Graduate Program in Education Bulletin, Saint Peter's College, 1984-86.
Graduate Bulletin: Jersey City Campus, Englewood Cliffs Campus, Jersey City Waterfront, Saint Peter's College, 2003-2005.
Grundy, J. Owen. The History of Jersey City, 1609-1976. Jersey City, NJ: Progress Printing Co., Inc. 1976.
Hudson College: The School of Business of St. Peter's College Catalog, 1947-1948.
Hudson College: The School of Business of St. Peter's College Catalog, 1950-1951.
Manresa Hall, 1917-1918. Saint Peter's College Grammar School: 50 pp.
O'Donnell, Jim. Jesuit College in Jersey City. Jersey City, N.J.: St. Peter's College Communications Office, 1972.
______. The Young Estate. Jersey City, N.J.: St. Peter's College Communications Office, 1972.
"Pauw Wow Named from Young Estate." The Pauw Wow, Vol. 1, No. 1. 9 November 1933.

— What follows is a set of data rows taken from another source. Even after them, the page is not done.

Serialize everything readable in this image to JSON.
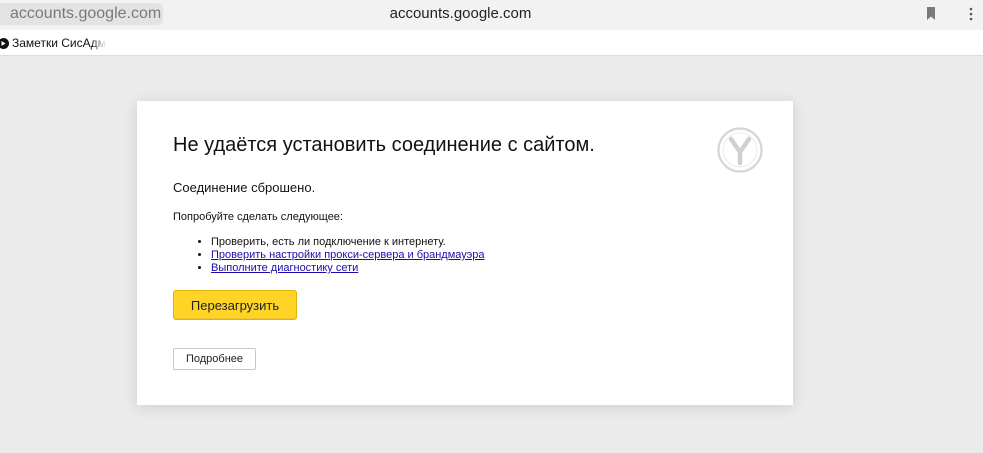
{
  "browser": {
    "tab_title": "accounts.google.com",
    "address": "accounts.google.com",
    "icons": [
      "bookmark-icon",
      "menu-icon"
    ]
  },
  "bookmarks_bar": {
    "items": [
      {
        "label": "Заметки СисАдм",
        "icon": "site-favicon-icon"
      }
    ]
  },
  "error_page": {
    "logo": "yandex-browser-logo-icon",
    "title": "Не удаётся установить соединение с сайтом.",
    "subtitle": "Соединение сброшено.",
    "try_heading": "Попробуйте сделать следующее:",
    "suggestions": [
      {
        "text": "Проверить, есть ли подключение к интернету.",
        "link": false
      },
      {
        "text": "Проверить настройки прокси-сервера и брандмауэра",
        "link": true
      },
      {
        "text": "Выполните диагностику сети",
        "link": true
      }
    ],
    "reload_label": "Перезагрузить",
    "details_label": "Подробнее"
  },
  "colors": {
    "page_background": "#ebebeb",
    "reload_button": "#ffd427",
    "link": "#1a0dab"
  }
}
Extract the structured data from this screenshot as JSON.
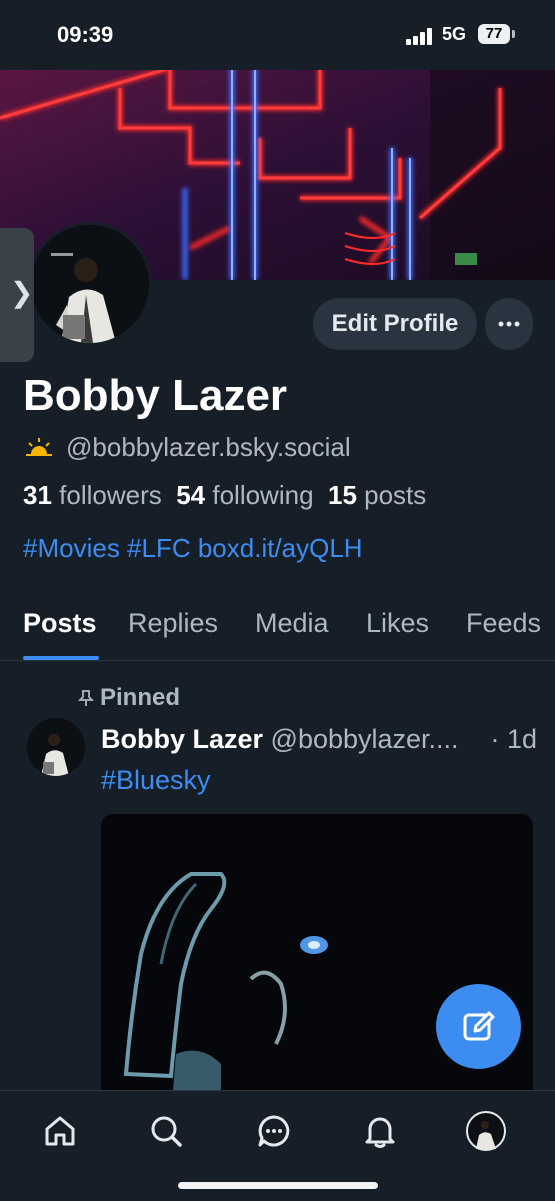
{
  "status_bar": {
    "time": "09:39",
    "network": "5G",
    "battery": "77"
  },
  "profile": {
    "name": "Bobby Lazer",
    "handle": "@bobbylazer.bsky.social",
    "followers_count": "31",
    "followers_label": "followers",
    "following_count": "54",
    "following_label": "following",
    "posts_count": "15",
    "posts_label": "posts",
    "bio": "#Movies #LFC boxd.it/ayQLH",
    "edit_label": "Edit Profile",
    "more_label": "···"
  },
  "tabs": [
    {
      "label": "Posts",
      "active": true
    },
    {
      "label": "Replies"
    },
    {
      "label": "Media"
    },
    {
      "label": "Likes"
    },
    {
      "label": "Feeds"
    }
  ],
  "pinned_post": {
    "pinned_label": "Pinned",
    "author": "Bobby Lazer",
    "handle": "@bobbylazer....",
    "time": "· 1d",
    "text": "#Bluesky"
  },
  "nav": {
    "items": [
      "home-icon",
      "search-icon",
      "chat-icon",
      "bell-icon",
      "profile-avatar"
    ]
  },
  "colors": {
    "accent": "#3d8cf0",
    "background": "#161e27",
    "button_bg": "#2a3440"
  }
}
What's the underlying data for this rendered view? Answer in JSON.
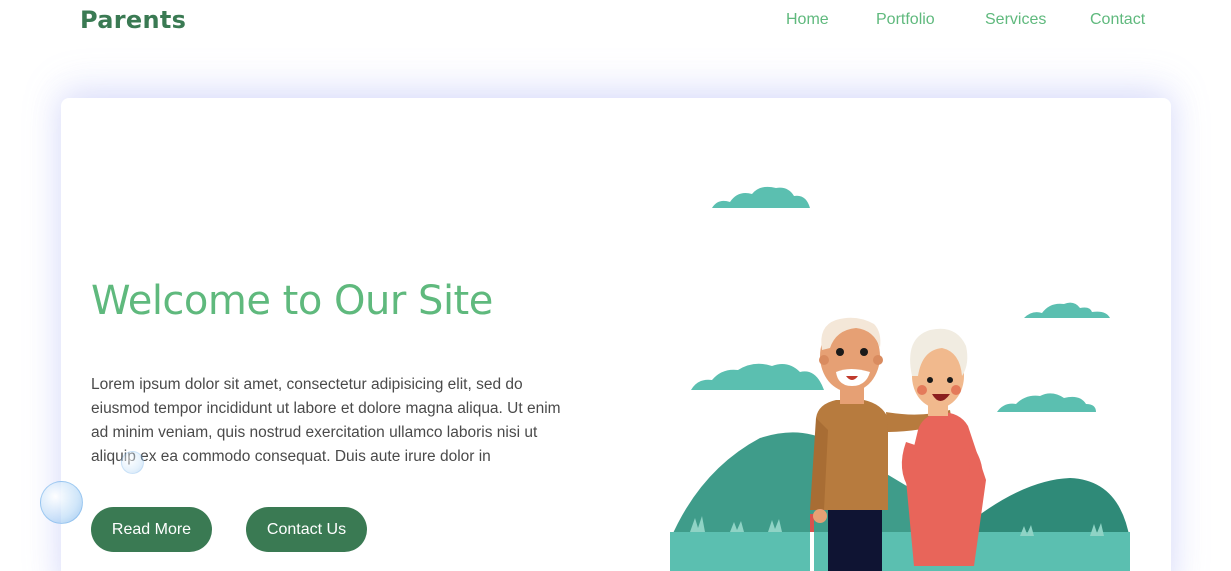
{
  "header": {
    "logo": "Parents",
    "nav": [
      {
        "label": "Home"
      },
      {
        "label": "Portfolio"
      },
      {
        "label": "Services"
      },
      {
        "label": "Contact"
      }
    ]
  },
  "hero": {
    "title": "Welcome to Our Site",
    "body": "Lorem ipsum dolor sit amet, consectetur adipisicing elit, sed do eiusmod tempor incididunt ut labore et dolore magna aliqua. Ut enim ad minim veniam, quis nostrud exercitation ullamco laboris nisi ut aliquip ex ea commodo consequat. Duis aute irure dolor in",
    "buttons": {
      "read_more": "Read More",
      "contact_us": "Contact Us"
    }
  },
  "illustration": {
    "name": "elderly-couple-illustration"
  },
  "colors": {
    "brand_dark": "#3a7a53",
    "brand_light": "#5fb97d",
    "teal": "#5bbfb0",
    "hill": "#3f9c8a"
  }
}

Pauw Wow. Volume LIII, Number 1, Saint Peter's College, September 23, 1984.
Peacock Pie. Saint Peter's College Yearbook. Jersey City, N. J.: Saint Peter's College, 1934.
Roehrenbeck, William. Chronology of Important Dates in the History of Saint Peter's College. New Jersey: Jersey City Public
"Saint Peter's College Is Now Saint Peter's University," Jersey Journal 20 August 2012.
Saint Peter's The College Magazine, Commemorative Issue, Vol. 15, No. 2, Winter 1996/97. New Jersey: Office of Public Affairs, Saint Peter's College.
Acknowledgments: John F. Wrynn, S.J., D. Litt., Chair, History Department, Saint Peter's College; and Alan Delozier, Director & University Archivist, Msgr. Noe Field Archives & Special Collections Center, Seton Hall University.